*EXERCISE PROMPT:* Every line with the word "manager" in it should be extracted from the data that follows.

=====

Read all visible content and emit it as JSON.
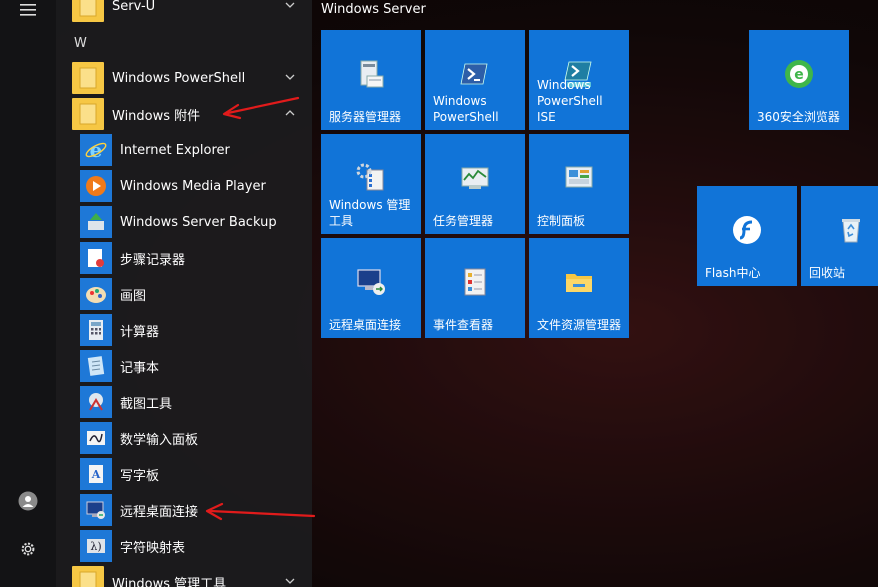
{
  "start_menu": {
    "letter_w": "W",
    "apps": [
      {
        "label": "Serv-U",
        "type": "folder",
        "expanded": false
      },
      {
        "label": "Windows PowerShell",
        "type": "folder",
        "expanded": false
      },
      {
        "label": "Windows 附件",
        "type": "folder",
        "expanded": true
      },
      {
        "label": "Internet Explorer",
        "type": "app",
        "icon": "ie-icon"
      },
      {
        "label": "Windows Media Player",
        "type": "app",
        "icon": "media-player-icon"
      },
      {
        "label": "Windows Server Backup",
        "type": "app",
        "icon": "backup-icon"
      },
      {
        "label": "步骤记录器",
        "type": "app",
        "icon": "steps-recorder-icon"
      },
      {
        "label": "画图",
        "type": "app",
        "icon": "paint-icon"
      },
      {
        "label": "计算器",
        "type": "app",
        "icon": "calculator-icon"
      },
      {
        "label": "记事本",
        "type": "app",
        "icon": "notepad-icon"
      },
      {
        "label": "截图工具",
        "type": "app",
        "icon": "snipping-icon"
      },
      {
        "label": "数学输入面板",
        "type": "app",
        "icon": "math-input-icon"
      },
      {
        "label": "写字板",
        "type": "app",
        "icon": "wordpad-icon"
      },
      {
        "label": "远程桌面连接",
        "type": "app",
        "icon": "remote-desktop-icon"
      },
      {
        "label": "字符映射表",
        "type": "app",
        "icon": "charmap-icon"
      },
      {
        "label": "Windows 管理工具",
        "type": "folder",
        "expanded": false
      }
    ]
  },
  "tiles": {
    "group_title": "Windows Server",
    "items": [
      {
        "label": "服务器管理器",
        "icon": "server-manager-icon"
      },
      {
        "label": "Windows PowerShell",
        "icon": "powershell-icon"
      },
      {
        "label": "Windows PowerShell ISE",
        "icon": "powershell-ise-icon"
      },
      {
        "label": "360安全浏览器",
        "icon": "browser-360-icon"
      },
      {
        "label": "Windows 管理工具",
        "icon": "admin-tools-icon"
      },
      {
        "label": "任务管理器",
        "icon": "task-manager-icon"
      },
      {
        "label": "控制面板",
        "icon": "control-panel-icon"
      },
      {
        "label": "Flash中心",
        "icon": "flash-icon"
      },
      {
        "label": "回收站",
        "icon": "recycle-bin-icon"
      },
      {
        "label": "远程桌面连接",
        "icon": "remote-desktop-icon"
      },
      {
        "label": "事件查看器",
        "icon": "event-viewer-icon"
      },
      {
        "label": "文件资源管理器",
        "icon": "file-explorer-icon"
      }
    ]
  },
  "colors": {
    "tile_blue": "#1174d8",
    "annotation_red": "#e11b1b",
    "folder_yellow": "#f6c744"
  }
}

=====

*SOLUTION TO THE EXERCISE:*
        "icon": "server-manager-icon"
        "icon": "task-manager-icon"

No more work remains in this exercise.